I'm doing a study for a university that is currently operating chillers that use the following refrigerants: R-11, R-12, R-113, R-114, and R-22. Part of the study includes recommendations about what to do with the older chillers that are being used today. I need to know what the market availability of these refrigerants is. More specifically, could the university buy 10,000 lbs. of any one of these refrigerants if they needed to, or is it difficult to get more than, say, 2000 lbs? I just need some ballpark figures to go on. Also, what are the projected trends for the availability of each refrigerant. For instance, will R-12 be purchasable 10 or 15 years in the future, or will it become scarce in 3 years. Perhaps, R-113 is excpected to become rare in the next 10 years. This is the sort of info I need for all these refrigerants. Anyone with a handle on the refrigerant market, please email me at email@example.com rather than posting a response to this message.
Red Flag Submitted
Thank you for helping keep Eng-Tips Forums free from inappropriate posts. The Eng-Tips staff will check this out and take appropriate action.
Reply To This Thread
Posting in the Eng-Tips forums is a member-only feature.
When it comes to using an FDM 3D printer effectively and efficiently, choosing the right material at the right time is essential. This 3D Printing Materials Guide will help give you and your team a basic understanding of some FDM 3D printing polymers and composites, their strengths and weaknesses, and when to use them. Download Now
Simcenter STAR-CCM+ makes simulation accessible to process engineers with limited simulation experience but strong process knowledge. This flood of knowledge and skills will make the industry more cost efficient, less polluting and ultimately more innovative. Download Now

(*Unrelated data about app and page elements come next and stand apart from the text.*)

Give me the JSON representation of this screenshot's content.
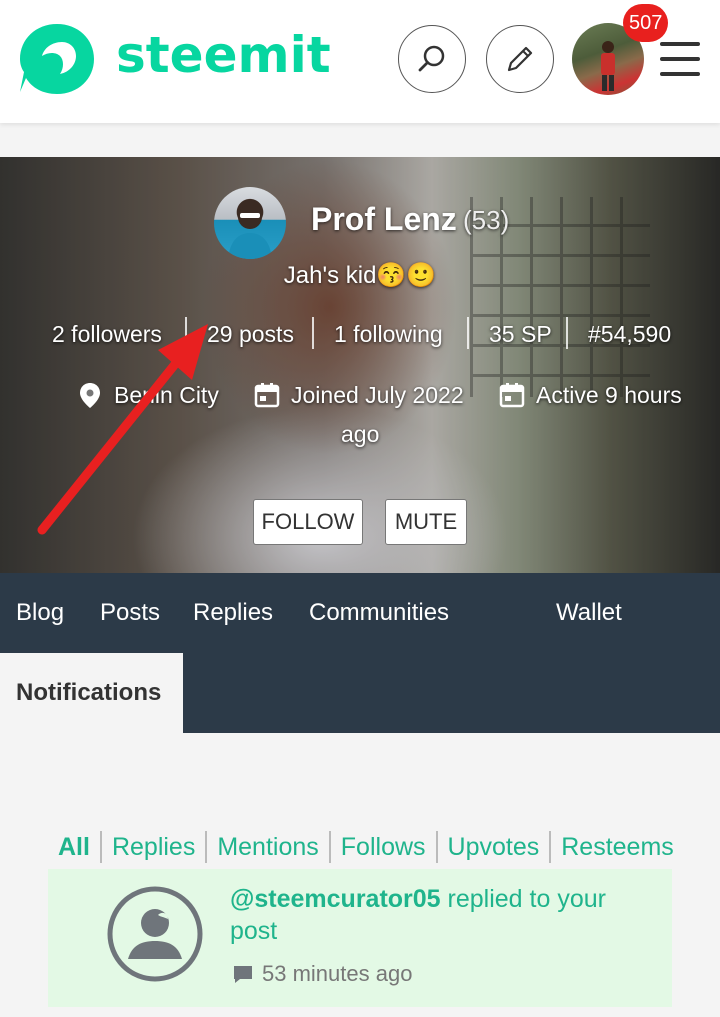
{
  "header": {
    "logo_text": "steemit",
    "notification_count": "507"
  },
  "profile": {
    "name": "Prof Lenz",
    "reputation": "(53)",
    "about": "Jah's kid😚🙂",
    "stats": {
      "followers": "2 followers",
      "posts": "29 posts",
      "following": "1 following",
      "sp": "35 SP",
      "rank": "#54,590"
    },
    "location": "Benin City",
    "joined": "Joined July 2022",
    "active": "Active 9 hours",
    "active_wrap": "ago",
    "follow_label": "FOLLOW",
    "mute_label": "MUTE"
  },
  "tabs": {
    "blog": "Blog",
    "posts": "Posts",
    "replies": "Replies",
    "communities": "Communities",
    "wallet": "Wallet",
    "notifications": "Notifications"
  },
  "filters": [
    "All",
    "Replies",
    "Mentions",
    "Follows",
    "Upvotes",
    "Resteems"
  ],
  "notification": {
    "user": "@steemcurator05",
    "action": " replied to your post",
    "time": "53 minutes ago"
  },
  "colors": {
    "brand": "#07d6a0",
    "link": "#1fb48c",
    "tabbar": "#2c3a48",
    "badge": "#e8201e",
    "card": "#e3f9e5",
    "arrow": "#e82020"
  }
}
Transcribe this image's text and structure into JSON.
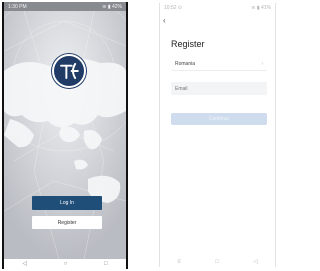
{
  "login_screen": {
    "status_bar": {
      "time": "1:30 PM",
      "right": "≋ ▮ 42%"
    },
    "logo_icon": "brand-logo-icon",
    "login_button": "Log In",
    "register_button": "Register",
    "nav": {
      "back": "◁",
      "home": "○",
      "recents": "□"
    },
    "colors": {
      "primary": "#1f4e79",
      "logo": "#1f3b66"
    }
  },
  "register_screen": {
    "status_bar": {
      "time": "10:52 ⊙",
      "right": "≋ ▮ 41%"
    },
    "back_icon": "‹",
    "title": "Register",
    "country_value": "Romania",
    "country_chevron": "›",
    "email_placeholder": "Email",
    "continue_button": "Continue",
    "nav": {
      "menu": "≡",
      "home": "□",
      "back": "◁"
    },
    "colors": {
      "button_disabled": "#cfdcee"
    }
  }
}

The need to reduce exploration and development costs has never been more important to the future of the oil and gas industry. In this special report we present how engineers and scientists from leading oil and gas companies are deploying Siemensâ€™ simulation software in the design and operation of a range of oil and gas products and systems. Download Now
Customized products are more compelling to customers and drive higher profitability. This engineer-to-order (ETO) study finds that some companies have found better ways to design custom products, alleviating the engineering bottleneck created in most companies when quotes requests or orders roll in. Download Now